Your task: Since only the total matters, count the lines of these entries containing the word "clones" and write that total alone.

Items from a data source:
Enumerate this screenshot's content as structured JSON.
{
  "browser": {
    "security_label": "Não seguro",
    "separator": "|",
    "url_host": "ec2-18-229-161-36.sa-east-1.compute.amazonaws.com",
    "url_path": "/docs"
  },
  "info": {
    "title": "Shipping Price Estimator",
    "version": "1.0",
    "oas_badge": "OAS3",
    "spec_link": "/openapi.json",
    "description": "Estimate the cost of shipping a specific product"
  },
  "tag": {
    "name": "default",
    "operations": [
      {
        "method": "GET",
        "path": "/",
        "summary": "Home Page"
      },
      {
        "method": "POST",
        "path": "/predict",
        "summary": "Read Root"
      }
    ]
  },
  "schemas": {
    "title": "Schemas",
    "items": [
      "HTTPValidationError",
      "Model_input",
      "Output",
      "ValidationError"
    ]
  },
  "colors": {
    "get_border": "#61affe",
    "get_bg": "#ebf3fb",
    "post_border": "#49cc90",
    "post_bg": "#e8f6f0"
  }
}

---

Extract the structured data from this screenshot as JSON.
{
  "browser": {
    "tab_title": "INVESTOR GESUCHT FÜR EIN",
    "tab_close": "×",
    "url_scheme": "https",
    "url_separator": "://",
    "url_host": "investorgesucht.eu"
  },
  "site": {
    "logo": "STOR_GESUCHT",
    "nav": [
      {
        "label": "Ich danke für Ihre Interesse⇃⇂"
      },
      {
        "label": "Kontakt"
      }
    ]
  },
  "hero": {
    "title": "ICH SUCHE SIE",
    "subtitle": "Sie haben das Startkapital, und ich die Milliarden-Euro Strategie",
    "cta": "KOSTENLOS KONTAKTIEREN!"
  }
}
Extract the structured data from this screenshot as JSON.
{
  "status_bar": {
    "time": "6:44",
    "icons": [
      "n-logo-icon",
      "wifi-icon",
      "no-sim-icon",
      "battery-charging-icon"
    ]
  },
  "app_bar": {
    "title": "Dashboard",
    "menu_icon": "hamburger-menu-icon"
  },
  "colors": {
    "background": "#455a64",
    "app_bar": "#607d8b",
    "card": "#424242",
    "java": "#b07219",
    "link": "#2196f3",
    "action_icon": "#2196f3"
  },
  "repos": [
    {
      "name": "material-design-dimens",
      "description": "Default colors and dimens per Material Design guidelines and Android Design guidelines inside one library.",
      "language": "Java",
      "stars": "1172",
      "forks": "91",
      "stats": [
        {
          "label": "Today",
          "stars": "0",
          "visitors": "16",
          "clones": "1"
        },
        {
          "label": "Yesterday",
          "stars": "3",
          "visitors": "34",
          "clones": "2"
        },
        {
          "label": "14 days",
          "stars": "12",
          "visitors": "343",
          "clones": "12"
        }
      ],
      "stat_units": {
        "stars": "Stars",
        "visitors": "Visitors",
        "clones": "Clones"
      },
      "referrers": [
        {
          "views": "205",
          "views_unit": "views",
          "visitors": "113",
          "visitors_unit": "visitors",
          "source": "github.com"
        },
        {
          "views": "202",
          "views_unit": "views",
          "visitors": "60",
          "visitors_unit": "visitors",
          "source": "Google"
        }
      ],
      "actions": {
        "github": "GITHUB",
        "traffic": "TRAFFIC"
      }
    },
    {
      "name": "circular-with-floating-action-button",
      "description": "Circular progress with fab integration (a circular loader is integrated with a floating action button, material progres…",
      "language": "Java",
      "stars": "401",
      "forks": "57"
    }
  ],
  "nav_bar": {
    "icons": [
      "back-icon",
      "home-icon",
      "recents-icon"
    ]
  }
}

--

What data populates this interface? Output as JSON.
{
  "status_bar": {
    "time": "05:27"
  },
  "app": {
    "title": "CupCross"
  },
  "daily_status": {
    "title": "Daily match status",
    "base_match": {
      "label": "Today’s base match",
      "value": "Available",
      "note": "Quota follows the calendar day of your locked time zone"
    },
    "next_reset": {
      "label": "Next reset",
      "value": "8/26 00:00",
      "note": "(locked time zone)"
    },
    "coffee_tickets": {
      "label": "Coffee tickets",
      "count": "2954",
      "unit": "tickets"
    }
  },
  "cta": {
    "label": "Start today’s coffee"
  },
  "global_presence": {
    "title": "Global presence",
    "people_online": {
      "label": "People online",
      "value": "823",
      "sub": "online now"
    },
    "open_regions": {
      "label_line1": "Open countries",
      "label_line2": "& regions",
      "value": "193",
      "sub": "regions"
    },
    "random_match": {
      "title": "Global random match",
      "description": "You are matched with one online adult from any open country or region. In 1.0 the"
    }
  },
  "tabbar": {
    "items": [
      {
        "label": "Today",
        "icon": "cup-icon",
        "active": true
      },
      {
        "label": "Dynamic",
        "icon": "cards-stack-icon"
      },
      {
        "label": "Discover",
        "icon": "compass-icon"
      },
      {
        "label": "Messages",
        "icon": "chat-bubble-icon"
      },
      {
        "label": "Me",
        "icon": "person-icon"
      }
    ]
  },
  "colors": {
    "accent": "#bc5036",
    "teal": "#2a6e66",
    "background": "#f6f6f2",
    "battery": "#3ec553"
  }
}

Reply: 4